    Finally, let's return to another application of free radical additions to alkenes. We saw earlier that the HBr adds to alkenes through a peroxide initiated free radical chain mechanism to produce an anti-Markovnikov product. The key step in this reaction was the addition of a bromine atom radical to the alkene to give the more stable of the two possible free radicals. Suppose that there was no HBr present. Then a carbon free radical, once formed, would have to react with an alkene to make a new carbon-carbon bond. Here's an example where ethylene is the alkene.

    The new molecule would also be a free radical and could add to another molecule of ethylene. The product of that reaction would also be a free radical and could add to another molecule of ethylene, etc. The outcome is that the each reaction extends the growing chain by two carbons and produces a free radical intermediate at the end of the chain which can continue the reaction. In this way very long molecules are produced. These polymers such as polyethylene and polystyrene are produced in billion pound per year amounts and are very important commercial products.

    Other polymerization reactions also are important, and Table 9.2 on p 251 of Atkins & Carey lists many of them. We can figure out the structure of the alkene from which the polymer was made by looking for the "repeating unit" in the polymer and thinking backwards to the alkene which was "added to" in making the polymer.

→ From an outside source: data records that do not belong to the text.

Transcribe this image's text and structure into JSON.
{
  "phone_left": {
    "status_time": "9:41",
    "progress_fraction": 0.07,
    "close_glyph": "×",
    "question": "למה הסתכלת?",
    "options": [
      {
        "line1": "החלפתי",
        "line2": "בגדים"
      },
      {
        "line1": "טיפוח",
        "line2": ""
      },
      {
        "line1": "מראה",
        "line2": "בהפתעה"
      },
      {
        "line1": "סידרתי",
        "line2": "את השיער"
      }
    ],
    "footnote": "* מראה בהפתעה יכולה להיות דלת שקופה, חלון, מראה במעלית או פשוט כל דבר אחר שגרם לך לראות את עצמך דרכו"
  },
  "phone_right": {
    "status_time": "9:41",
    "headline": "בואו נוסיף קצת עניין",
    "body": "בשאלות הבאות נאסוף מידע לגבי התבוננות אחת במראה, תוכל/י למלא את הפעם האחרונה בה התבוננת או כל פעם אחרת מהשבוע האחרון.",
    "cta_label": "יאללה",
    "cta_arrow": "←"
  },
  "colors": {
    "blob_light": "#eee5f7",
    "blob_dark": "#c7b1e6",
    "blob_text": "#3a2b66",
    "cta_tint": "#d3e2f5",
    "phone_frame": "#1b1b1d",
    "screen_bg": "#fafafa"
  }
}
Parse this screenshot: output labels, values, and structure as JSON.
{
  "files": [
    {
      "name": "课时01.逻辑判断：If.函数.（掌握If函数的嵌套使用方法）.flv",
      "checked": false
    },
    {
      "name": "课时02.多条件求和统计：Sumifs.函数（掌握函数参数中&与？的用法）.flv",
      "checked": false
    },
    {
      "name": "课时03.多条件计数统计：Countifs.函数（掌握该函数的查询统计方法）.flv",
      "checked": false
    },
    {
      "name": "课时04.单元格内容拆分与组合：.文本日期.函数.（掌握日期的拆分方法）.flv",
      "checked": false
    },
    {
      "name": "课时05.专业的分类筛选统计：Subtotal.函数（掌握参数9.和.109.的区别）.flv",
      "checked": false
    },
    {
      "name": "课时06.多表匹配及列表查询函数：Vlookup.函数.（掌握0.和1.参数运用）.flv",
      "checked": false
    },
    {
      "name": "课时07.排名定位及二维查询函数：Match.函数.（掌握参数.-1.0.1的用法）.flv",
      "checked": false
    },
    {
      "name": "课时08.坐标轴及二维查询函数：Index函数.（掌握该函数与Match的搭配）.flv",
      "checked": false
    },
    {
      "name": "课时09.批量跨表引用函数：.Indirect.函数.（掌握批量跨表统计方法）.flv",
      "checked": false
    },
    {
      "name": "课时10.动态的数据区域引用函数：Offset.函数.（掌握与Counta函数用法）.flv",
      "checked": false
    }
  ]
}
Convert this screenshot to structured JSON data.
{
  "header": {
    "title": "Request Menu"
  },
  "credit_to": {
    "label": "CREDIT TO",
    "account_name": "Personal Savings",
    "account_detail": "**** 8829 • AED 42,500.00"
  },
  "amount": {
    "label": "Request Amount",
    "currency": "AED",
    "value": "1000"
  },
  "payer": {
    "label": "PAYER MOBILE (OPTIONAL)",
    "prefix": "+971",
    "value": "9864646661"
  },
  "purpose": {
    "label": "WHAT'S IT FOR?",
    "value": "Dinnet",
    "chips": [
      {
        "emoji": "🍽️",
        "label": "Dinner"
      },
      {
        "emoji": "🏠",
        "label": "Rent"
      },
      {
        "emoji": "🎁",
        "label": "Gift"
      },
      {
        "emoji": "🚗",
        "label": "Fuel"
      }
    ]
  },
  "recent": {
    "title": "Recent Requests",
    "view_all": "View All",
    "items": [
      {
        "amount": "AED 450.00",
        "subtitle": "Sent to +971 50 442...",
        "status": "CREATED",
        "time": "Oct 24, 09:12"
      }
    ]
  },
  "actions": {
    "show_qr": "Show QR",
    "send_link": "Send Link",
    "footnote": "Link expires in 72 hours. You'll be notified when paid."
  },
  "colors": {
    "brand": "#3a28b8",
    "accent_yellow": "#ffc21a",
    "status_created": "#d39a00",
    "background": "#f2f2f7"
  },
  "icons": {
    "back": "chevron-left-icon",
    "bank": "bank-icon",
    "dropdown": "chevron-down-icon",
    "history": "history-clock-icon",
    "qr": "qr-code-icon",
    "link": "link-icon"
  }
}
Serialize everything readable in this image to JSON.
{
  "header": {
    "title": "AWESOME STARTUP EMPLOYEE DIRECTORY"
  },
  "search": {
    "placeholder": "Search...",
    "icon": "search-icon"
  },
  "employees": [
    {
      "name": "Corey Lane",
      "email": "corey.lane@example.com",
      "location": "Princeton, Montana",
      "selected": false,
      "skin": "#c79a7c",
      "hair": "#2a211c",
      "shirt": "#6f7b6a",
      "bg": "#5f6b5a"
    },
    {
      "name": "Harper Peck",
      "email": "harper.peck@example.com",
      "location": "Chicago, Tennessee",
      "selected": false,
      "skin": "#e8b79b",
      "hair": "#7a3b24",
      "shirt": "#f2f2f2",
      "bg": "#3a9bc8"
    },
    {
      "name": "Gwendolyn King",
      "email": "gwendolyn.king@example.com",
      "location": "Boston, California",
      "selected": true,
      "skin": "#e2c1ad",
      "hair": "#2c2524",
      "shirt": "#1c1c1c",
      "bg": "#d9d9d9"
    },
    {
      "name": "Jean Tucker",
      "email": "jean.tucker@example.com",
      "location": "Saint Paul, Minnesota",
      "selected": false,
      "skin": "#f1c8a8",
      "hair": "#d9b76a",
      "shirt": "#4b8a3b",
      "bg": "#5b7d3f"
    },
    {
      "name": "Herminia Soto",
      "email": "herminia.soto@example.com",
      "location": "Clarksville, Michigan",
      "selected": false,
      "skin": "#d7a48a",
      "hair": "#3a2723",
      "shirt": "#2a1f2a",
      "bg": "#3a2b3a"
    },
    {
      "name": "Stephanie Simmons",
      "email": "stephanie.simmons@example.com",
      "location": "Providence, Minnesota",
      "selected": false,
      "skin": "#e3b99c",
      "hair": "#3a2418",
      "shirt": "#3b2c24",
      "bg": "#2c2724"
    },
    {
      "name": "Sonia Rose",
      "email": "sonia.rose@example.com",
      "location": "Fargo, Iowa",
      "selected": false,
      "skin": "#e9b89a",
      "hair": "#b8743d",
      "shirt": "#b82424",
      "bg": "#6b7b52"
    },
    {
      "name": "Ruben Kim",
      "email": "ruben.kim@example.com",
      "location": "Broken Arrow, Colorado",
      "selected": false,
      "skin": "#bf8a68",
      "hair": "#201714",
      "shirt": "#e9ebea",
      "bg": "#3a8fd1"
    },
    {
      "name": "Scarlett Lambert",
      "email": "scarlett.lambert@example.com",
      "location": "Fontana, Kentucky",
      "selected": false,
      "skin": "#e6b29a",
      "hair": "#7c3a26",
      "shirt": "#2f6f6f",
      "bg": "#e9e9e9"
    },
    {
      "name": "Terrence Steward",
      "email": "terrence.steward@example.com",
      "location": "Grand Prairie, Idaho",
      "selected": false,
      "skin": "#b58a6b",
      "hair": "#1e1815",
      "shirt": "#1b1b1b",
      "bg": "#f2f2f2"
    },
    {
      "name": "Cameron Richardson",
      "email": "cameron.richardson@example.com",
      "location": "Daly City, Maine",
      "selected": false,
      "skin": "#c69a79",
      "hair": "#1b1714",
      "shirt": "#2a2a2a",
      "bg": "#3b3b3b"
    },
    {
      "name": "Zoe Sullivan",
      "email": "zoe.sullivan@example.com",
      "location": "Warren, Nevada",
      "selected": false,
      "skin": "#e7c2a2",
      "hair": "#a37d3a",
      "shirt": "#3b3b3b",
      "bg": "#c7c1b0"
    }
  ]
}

Here's how it works for poly(vinyl chloride):

    Since the repeating unit is formed by adding to each end of the double bond of the monomer, the structure of the monomer can be discovered by mentally cutting loose a repeating unit from the polymer and placing a double bond between its carbon atoms.


    • Kirk McMichael (Washington State University)